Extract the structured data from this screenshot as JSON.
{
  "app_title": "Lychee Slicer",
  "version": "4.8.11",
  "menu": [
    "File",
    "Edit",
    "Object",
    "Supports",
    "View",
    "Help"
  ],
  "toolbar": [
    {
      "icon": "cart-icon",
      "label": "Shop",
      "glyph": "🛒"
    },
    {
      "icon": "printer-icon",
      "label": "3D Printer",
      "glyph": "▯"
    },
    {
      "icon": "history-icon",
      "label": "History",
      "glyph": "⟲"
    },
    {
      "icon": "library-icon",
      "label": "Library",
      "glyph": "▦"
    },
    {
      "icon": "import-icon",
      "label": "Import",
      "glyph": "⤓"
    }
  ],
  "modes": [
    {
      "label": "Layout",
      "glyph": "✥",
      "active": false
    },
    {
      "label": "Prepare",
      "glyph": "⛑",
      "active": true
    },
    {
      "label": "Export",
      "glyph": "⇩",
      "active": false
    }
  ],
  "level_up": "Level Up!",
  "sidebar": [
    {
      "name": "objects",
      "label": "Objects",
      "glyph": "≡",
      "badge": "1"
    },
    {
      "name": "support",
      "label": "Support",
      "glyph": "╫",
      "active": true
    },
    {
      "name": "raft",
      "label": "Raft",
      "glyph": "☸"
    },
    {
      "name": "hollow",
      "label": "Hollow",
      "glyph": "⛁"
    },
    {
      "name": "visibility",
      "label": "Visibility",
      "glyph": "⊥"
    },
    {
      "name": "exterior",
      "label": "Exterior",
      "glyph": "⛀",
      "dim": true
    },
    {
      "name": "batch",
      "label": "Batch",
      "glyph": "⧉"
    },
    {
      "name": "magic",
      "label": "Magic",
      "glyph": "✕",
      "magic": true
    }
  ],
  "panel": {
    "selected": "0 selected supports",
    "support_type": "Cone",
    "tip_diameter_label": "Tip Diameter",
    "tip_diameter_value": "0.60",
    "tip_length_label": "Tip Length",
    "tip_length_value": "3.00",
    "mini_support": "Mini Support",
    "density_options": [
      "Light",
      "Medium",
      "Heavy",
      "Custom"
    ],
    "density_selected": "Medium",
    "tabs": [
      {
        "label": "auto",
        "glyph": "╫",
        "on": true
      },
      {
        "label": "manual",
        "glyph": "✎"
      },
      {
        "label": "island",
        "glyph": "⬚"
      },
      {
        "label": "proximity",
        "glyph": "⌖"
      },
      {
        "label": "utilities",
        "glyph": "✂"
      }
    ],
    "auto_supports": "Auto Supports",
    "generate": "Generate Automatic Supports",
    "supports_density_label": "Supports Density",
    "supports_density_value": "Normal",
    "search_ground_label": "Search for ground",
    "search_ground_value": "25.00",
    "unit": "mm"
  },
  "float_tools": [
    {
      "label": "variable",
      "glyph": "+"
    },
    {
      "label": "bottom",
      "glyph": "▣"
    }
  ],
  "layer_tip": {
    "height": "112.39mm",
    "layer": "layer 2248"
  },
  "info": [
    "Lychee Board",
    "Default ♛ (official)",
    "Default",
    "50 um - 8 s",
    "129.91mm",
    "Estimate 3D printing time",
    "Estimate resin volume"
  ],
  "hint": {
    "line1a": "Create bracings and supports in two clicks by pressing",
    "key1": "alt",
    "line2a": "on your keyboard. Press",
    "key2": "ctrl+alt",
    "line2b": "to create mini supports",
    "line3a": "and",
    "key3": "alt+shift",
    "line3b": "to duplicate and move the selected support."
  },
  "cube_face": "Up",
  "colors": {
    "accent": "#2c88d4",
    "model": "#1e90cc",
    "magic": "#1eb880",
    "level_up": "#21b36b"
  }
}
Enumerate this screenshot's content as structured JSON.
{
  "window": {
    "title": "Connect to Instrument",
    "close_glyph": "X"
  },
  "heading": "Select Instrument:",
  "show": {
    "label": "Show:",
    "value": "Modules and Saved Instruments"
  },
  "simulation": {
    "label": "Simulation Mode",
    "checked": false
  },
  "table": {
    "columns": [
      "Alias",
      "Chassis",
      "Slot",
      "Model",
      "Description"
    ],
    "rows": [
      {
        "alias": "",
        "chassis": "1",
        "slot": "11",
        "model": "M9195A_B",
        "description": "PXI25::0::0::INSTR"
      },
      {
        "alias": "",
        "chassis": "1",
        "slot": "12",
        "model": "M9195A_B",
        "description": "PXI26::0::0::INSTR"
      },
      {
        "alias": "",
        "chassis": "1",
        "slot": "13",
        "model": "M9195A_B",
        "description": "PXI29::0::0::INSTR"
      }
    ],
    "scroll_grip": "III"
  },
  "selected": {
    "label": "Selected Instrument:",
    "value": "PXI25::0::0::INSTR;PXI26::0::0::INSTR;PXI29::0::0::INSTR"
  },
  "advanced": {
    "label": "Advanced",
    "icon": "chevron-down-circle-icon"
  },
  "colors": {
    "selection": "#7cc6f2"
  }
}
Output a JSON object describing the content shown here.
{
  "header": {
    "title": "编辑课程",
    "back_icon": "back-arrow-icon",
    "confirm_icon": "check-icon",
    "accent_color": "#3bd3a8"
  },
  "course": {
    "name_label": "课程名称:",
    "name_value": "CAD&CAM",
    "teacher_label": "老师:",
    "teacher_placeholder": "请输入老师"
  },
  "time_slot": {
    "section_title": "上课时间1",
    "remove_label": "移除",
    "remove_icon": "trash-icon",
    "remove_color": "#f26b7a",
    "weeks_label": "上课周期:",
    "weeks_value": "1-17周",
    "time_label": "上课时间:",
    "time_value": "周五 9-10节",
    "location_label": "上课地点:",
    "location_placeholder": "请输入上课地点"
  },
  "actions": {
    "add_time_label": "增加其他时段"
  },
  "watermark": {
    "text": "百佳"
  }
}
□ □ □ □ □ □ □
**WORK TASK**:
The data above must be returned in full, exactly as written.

**WRITTEN REPLY**:
Extract the structured data from this screenshot as JSON.
{
  "app_title": "Lychee Slicer",
  "version": "4.8.11",
  "menu": [
    "File",
    "Edit",
    "Object",
    "Supports",
    "View",
    "Help"
  ],
  "toolbar": [
    {
      "icon": "cart-icon",
      "label": "Shop",
      "glyph": "🛒"
    },
    {
      "icon": "printer-icon",
      "label": "3D Printer",
      "glyph": "▯"
    },
    {
      "icon": "history-icon",
      "label": "History",
      "glyph": "⟲"
    },
    {
      "icon": "library-icon",
      "label": "Library",
      "glyph": "▦"
    },
    {
      "icon": "import-icon",
      "label": "Import",
      "glyph": "⤓"
    }
  ],
  "modes": [
    {
      "label": "Layout",
      "glyph": "✥",
      "active": false
    },
    {
      "label": "Prepare",
      "glyph": "⛑",
      "active": true
    },
    {
      "label": "Export",
      "glyph": "⇩",
      "active": false
    }
  ],
  "level_up": "Level Up!",
  "sidebar": [
    {
      "name": "objects",
      "label": "Objects",
      "glyph": "≡",
      "badge": "1"
    },
    {
      "name": "support",
      "label": "Support",
      "glyph": "╫",
      "active": true
    },
    {
      "name": "raft",
      "label": "Raft",
      "glyph": "☸"
    },
    {
      "name": "hollow",
      "label": "Hollow",
      "glyph": "⛁"
    },
    {
      "name": "visibility",
      "label": "Visibility",
      "glyph": "⊥"
    },
    {
      "name": "exterior",
      "label": "Exterior",
      "glyph": "⛀",
      "dim": true
    },
    {
      "name": "batch",
      "label": "Batch",
      "glyph": "⧉"
    },
    {
      "name": "magic",
      "label": "Magic",
      "glyph": "✕",
      "magic": true
    }
  ],
  "panel": {
    "selected": "0 selected supports",
    "support_type": "Cone",
    "tip_diameter_label": "Tip Diameter",
    "tip_diameter_value": "0.60",
    "tip_length_label": "Tip Length",
    "tip_length_value": "3.00",
    "mini_support": "Mini Support",
    "density_options": [
      "Light",
      "Medium",
      "Heavy",
      "Custom"
    ],
    "density_selected": "Medium",
    "tabs": [
      {
        "label": "auto",
        "glyph": "╫",
        "on": true
      },
      {
        "label": "manual",
        "glyph": "✎"
      },
      {
        "label": "island",
        "glyph": "⬚"
      },
      {
        "label": "proximity",
        "glyph": "⌖"
      },
      {
        "label": "utilities",
        "glyph": "✂"
      }
    ],
    "auto_supports": "Auto Supports",
    "generate": "Generate Automatic Supports",
    "supports_density_label": "Supports Density",
    "supports_density_value": "Normal",
    "search_ground_label": "Search for ground",
    "search_ground_value": "25.00",
    "unit": "mm"
  },
  "float_tools": [
    {
      "label": "variable",
      "glyph": "+"
    },
    {
      "label": "bottom",
      "glyph": "▣"
    }
  ],
  "layer_tip": {
    "height": "112.39mm",
    "layer": "layer 2248"
  },
  "info": [
    "Lychee Board",
    "Default ♛ (official)",
    "Default",
    "50 um - 8 s",
    "129.91mm",
    "Estimate 3D printing time",
    "Estimate resin volume"
  ],
  "hint": {
    "line1a": "Create bracings and supports in two clicks by pressing",
    "key1": "alt",
    "line2a": "on your keyboard. Press",
    "key2": "ctrl+alt",
    "line2b": "to create mini supports",
    "line3a": "and",
    "key3": "alt+shift",
    "line3b": "to duplicate and move the selected support."
  },
  "cube_face": "Up",
  "colors": {
    "accent": "#2c88d4",
    "model": "#1e90cc",
    "magic": "#1eb880",
    "level_up": "#21b36b"
  }
}
Enumerate this screenshot's content as structured JSON.
{
  "window": {
    "title": "Connect to Instrument",
    "close_glyph": "X"
  },
  "heading": "Select Instrument:",
  "show": {
    "label": "Show:",
    "value": "Modules and Saved Instruments"
  },
  "simulation": {
    "label": "Simulation Mode",
    "checked": false
  },
  "table": {
    "columns": [
      "Alias",
      "Chassis",
      "Slot",
      "Model",
      "Description"
    ],
    "rows": [
      {
        "alias": "",
        "chassis": "1",
        "slot": "11",
        "model": "M9195A_B",
        "description": "PXI25::0::0::INSTR"
      },
      {
        "alias": "",
        "chassis": "1",
        "slot": "12",
        "model": "M9195A_B",
        "description": "PXI26::0::0::INSTR"
      },
      {
        "alias": "",
        "chassis": "1",
        "slot": "13",
        "model": "M9195A_B",
        "description": "PXI29::0::0::INSTR"
      }
    ],
    "scroll_grip": "III"
  },
  "selected": {
    "label": "Selected Instrument:",
    "value": "PXI25::0::0::INSTR;PXI26::0::0::INSTR;PXI29::0::0::INSTR"
  },
  "advanced": {
    "label": "Advanced",
    "icon": "chevron-down-circle-icon"
  },
  "colors": {
    "selection": "#7cc6f2"
  }
}
Output a JSON object describing the content shown here.
{
  "header": {
    "title": "编辑课程",
    "back_icon": "back-arrow-icon",
    "confirm_icon": "check-icon",
    "accent_color": "#3bd3a8"
  },
  "course": {
    "name_label": "课程名称:",
    "name_value": "CAD&CAM",
    "teacher_label": "老师:",
    "teacher_placeholder": "请输入老师"
  },
  "time_slot": {
    "section_title": "上课时间1",
    "remove_label": "移除",
    "remove_icon": "trash-icon",
    "remove_color": "#f26b7a",
    "weeks_label": "上课周期:",
    "weeks_value": "1-17周",
    "time_label": "上课时间:",
    "time_value": "周五 9-10节",
    "location_label": "上课地点:",
    "location_placeholder": "请输入上课地点"
  },
  "actions": {
    "add_time_label": "增加其他时段"
  },
  "watermark": {
    "text": "百佳"
  }
}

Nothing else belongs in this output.